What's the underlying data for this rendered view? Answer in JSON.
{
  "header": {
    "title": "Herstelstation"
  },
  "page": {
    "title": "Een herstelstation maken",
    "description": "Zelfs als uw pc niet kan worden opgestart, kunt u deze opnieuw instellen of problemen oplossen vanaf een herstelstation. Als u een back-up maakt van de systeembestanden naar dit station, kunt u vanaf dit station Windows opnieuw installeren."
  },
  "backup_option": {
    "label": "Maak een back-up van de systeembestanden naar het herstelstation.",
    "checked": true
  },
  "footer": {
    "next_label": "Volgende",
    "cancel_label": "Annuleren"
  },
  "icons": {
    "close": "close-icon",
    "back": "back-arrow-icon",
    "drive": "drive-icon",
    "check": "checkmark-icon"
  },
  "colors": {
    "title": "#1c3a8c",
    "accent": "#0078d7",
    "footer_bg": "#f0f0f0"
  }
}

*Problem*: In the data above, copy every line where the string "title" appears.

*Output for this task*:
    "title": "Herstelstation"
    "title": "Een herstelstation maken",
    "title": "#1c3a8c",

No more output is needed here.